> _What the exercise asks_
Go line by line through the data below, counting each one that has "value", and give the final count only.

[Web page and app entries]
------------------------------------------------------------
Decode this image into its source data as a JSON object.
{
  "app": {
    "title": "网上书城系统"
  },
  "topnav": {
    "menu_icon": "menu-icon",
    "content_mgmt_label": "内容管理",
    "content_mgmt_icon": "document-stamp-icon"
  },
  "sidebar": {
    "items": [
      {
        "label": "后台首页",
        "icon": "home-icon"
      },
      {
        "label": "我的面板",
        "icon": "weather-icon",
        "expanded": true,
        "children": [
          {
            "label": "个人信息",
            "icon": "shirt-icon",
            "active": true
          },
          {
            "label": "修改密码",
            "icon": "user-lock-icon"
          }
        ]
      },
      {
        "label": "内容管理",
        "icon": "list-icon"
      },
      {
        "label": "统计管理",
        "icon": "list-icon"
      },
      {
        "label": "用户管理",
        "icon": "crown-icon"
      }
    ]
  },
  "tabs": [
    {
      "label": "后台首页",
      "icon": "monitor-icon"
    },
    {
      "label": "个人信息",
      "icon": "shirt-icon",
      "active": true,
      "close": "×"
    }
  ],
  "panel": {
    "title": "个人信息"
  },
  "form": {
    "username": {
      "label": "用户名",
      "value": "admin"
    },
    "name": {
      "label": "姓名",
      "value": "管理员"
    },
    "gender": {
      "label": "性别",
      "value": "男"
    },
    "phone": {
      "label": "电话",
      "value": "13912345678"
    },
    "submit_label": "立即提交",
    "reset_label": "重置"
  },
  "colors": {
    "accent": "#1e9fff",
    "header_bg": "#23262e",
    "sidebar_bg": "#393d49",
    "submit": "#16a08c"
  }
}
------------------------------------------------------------
> _Answer box_
4